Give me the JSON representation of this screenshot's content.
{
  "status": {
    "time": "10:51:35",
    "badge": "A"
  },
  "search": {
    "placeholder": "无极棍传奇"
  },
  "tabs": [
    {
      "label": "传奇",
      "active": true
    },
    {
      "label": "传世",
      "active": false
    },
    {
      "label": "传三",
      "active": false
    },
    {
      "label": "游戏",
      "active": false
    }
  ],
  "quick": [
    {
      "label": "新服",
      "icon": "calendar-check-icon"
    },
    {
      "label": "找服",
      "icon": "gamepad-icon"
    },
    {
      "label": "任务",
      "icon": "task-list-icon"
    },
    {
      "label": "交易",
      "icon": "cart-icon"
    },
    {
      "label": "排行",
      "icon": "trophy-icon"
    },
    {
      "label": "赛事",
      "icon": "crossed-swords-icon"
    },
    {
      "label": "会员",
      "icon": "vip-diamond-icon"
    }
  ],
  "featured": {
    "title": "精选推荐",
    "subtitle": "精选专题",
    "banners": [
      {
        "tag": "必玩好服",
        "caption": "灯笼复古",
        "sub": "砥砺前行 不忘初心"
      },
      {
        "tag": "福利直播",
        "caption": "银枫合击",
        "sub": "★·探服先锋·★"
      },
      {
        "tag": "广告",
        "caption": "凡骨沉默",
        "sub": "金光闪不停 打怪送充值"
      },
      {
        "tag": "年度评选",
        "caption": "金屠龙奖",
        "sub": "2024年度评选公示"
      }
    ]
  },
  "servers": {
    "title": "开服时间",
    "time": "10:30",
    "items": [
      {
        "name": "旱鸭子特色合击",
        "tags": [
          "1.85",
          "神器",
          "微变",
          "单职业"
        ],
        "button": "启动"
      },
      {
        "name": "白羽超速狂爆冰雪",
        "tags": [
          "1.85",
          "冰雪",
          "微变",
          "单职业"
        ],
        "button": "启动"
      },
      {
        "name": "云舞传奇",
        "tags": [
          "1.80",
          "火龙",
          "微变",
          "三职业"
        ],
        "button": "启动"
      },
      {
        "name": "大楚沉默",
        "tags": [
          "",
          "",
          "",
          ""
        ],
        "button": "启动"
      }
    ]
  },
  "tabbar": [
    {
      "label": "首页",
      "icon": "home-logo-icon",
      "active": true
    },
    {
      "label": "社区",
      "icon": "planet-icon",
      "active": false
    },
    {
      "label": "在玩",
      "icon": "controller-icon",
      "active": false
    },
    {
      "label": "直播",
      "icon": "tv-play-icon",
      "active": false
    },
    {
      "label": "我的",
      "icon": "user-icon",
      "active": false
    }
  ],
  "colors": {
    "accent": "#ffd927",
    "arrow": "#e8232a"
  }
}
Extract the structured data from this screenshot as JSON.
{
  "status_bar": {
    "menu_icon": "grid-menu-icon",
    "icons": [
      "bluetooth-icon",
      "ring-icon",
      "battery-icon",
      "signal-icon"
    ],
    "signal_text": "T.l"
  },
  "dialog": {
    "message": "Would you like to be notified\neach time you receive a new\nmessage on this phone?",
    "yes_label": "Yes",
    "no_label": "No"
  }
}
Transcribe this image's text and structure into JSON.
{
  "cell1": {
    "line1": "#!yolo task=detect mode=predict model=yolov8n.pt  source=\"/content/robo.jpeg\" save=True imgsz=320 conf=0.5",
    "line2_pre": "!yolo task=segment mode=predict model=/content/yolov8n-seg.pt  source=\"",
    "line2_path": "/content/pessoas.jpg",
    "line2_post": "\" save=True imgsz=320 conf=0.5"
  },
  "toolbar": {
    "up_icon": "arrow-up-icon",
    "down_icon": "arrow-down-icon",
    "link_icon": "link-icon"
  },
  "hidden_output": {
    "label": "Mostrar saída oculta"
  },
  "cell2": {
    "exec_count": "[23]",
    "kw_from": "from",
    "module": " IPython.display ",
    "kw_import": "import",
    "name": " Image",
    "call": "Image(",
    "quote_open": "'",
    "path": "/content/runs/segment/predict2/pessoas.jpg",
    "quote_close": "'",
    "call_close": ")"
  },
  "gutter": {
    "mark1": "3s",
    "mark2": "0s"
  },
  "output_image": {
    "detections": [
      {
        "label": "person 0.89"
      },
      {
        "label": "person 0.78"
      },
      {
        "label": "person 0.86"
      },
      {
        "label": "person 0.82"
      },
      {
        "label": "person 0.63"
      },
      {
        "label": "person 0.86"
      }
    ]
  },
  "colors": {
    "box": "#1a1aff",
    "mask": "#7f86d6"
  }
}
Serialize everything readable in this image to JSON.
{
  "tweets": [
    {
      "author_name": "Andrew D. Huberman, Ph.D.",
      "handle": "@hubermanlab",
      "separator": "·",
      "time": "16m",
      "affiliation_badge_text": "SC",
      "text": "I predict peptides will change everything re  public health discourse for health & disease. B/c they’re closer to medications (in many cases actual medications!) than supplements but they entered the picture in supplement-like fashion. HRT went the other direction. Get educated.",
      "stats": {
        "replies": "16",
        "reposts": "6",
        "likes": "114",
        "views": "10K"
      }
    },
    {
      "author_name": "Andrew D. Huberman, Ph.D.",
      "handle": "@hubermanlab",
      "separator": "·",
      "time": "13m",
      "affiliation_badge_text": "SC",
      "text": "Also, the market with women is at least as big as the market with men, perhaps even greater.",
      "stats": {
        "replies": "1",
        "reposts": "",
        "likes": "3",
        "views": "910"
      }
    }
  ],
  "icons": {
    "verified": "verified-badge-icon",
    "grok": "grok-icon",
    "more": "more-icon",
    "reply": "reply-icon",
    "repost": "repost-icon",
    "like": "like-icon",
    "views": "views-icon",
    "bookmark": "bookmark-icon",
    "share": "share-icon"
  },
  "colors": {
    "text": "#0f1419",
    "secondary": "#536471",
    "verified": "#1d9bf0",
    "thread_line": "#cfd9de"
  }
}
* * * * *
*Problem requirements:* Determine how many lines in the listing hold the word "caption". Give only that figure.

*Expected answer:* 4